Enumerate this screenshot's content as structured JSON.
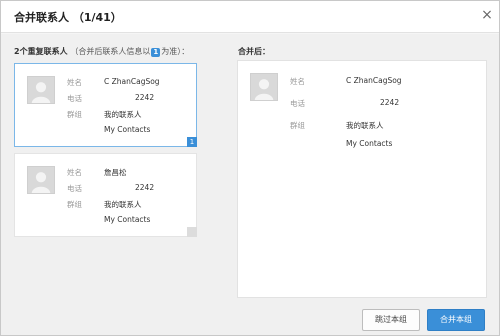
{
  "dialog": {
    "title": "合并联系人 （1/41）",
    "close_glyph": "×"
  },
  "left": {
    "heading_bold": "2个重复联系人",
    "heading_sub_pre": "（合并后联系人信息以",
    "heading_badge": "1",
    "heading_sub_post": "为准）：",
    "cards": [
      {
        "name_label": "姓名",
        "name_value": "C ZhanCagSog",
        "phone_label": "电话",
        "phone_value": "2242",
        "group_label": "群组",
        "group_values": [
          "我的联系人",
          "My Contacts"
        ],
        "corner_badge": "1",
        "selected": true
      },
      {
        "name_label": "姓名",
        "name_value": "詹昌松",
        "phone_label": "电话",
        "phone_value": "2242",
        "group_label": "群组",
        "group_values": [
          "我的联系人",
          "My Contacts"
        ],
        "corner_badge": "",
        "selected": false
      }
    ]
  },
  "right": {
    "heading": "合并后：",
    "name_label": "姓名",
    "name_value": "C ZhanCagSog",
    "phone_label": "电话",
    "phone_value": "2242",
    "group_label": "群组",
    "group_values": [
      "我的联系人",
      "My Contacts"
    ]
  },
  "footer": {
    "skip_label": "跳过本组",
    "merge_label": "合并本组"
  },
  "colors": {
    "accent": "#3a8fd8",
    "selected_border": "#7bb7e8"
  }
}
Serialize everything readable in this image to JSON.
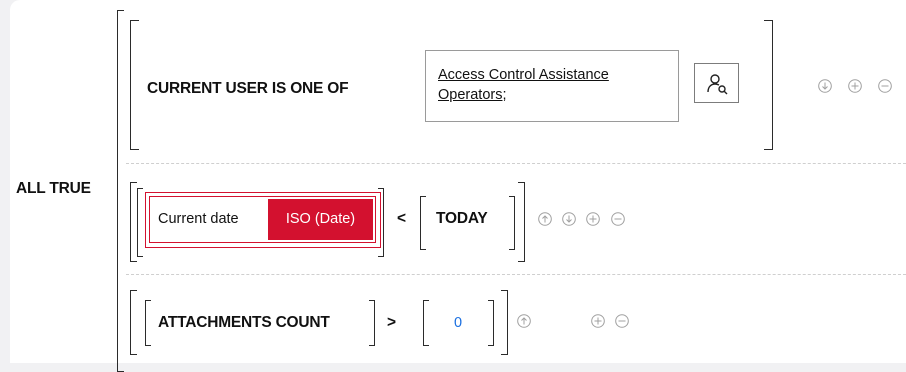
{
  "all_true_label": "ALL TRUE",
  "condition1": {
    "label": "CURRENT USER IS ONE OF",
    "value_link": "Access Control Assistance Operators;",
    "picker_icon": "user-search-icon",
    "actions": [
      "move-down-icon",
      "add-icon",
      "remove-icon"
    ]
  },
  "condition2": {
    "field_label": "Current date",
    "format_badge": "ISO (Date)",
    "operator": "<",
    "value": "TODAY",
    "actions": [
      "move-up-icon",
      "move-down-icon",
      "add-icon",
      "remove-icon"
    ]
  },
  "condition3": {
    "field_label": "ATTACHMENTS COUNT",
    "operator": ">",
    "value": "0",
    "actions": [
      "move-up-icon",
      "add-icon",
      "remove-icon"
    ]
  },
  "colors": {
    "accent_red": "#d3112f",
    "value_blue": "#1a6fe0",
    "icon_gray": "#a0a0a0"
  }
}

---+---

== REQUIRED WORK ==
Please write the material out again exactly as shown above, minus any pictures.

== RESULT OF THE EXERCISE ==
Enumerate this screenshot's content as structured JSON.
{
  "dialog": {
    "title": "合并联系人 （1/41）",
    "close_glyph": "×"
  },
  "left": {
    "heading_bold": "2个重复联系人",
    "heading_sub_pre": "（合并后联系人信息以",
    "heading_badge": "1",
    "heading_sub_post": "为准）：",
    "cards": [
      {
        "name_label": "姓名",
        "name_value": "C ZhanCagSog",
        "phone_label": "电话",
        "phone_value": "2242",
        "group_label": "群组",
        "group_values": [
          "我的联系人",
          "My Contacts"
        ],
        "corner_badge": "1",
        "selected": true
      },
      {
        "name_label": "姓名",
        "name_value": "詹昌松",
        "phone_label": "电话",
        "phone_value": "2242",
        "group_label": "群组",
        "group_values": [
          "我的联系人",
          "My Contacts"
        ],
        "corner_badge": "",
        "selected": false
      }
    ]
  },
  "right": {
    "heading": "合并后：",
    "name_label": "姓名",
    "name_value": "C ZhanCagSog",
    "phone_label": "电话",
    "phone_value": "2242",
    "group_label": "群组",
    "group_values": [
      "我的联系人",
      "My Contacts"
    ]
  },
  "footer": {
    "skip_label": "跳过本组",
    "merge_label": "合并本组"
  },
  "colors": {
    "accent": "#3a8fd8",
    "selected_border": "#7bb7e8"
  }
}
Serialize everything readable in this image to JSON.
{
  "all_true_label": "ALL TRUE",
  "condition1": {
    "label": "CURRENT USER IS ONE OF",
    "value_link": "Access Control Assistance Operators;",
    "picker_icon": "user-search-icon",
    "actions": [
      "move-down-icon",
      "add-icon",
      "remove-icon"
    ]
  },
  "condition2": {
    "field_label": "Current date",
    "format_badge": "ISO (Date)",
    "operator": "<",
    "value": "TODAY",
    "actions": [
      "move-up-icon",
      "move-down-icon",
      "add-icon",
      "remove-icon"
    ]
  },
  "condition3": {
    "field_label": "ATTACHMENTS COUNT",
    "operator": ">",
    "value": "0",
    "actions": [
      "move-up-icon",
      "add-icon",
      "remove-icon"
    ]
  },
  "colors": {
    "accent_red": "#d3112f",
    "value_blue": "#1a6fe0",
    "icon_gray": "#a0a0a0"
  }
}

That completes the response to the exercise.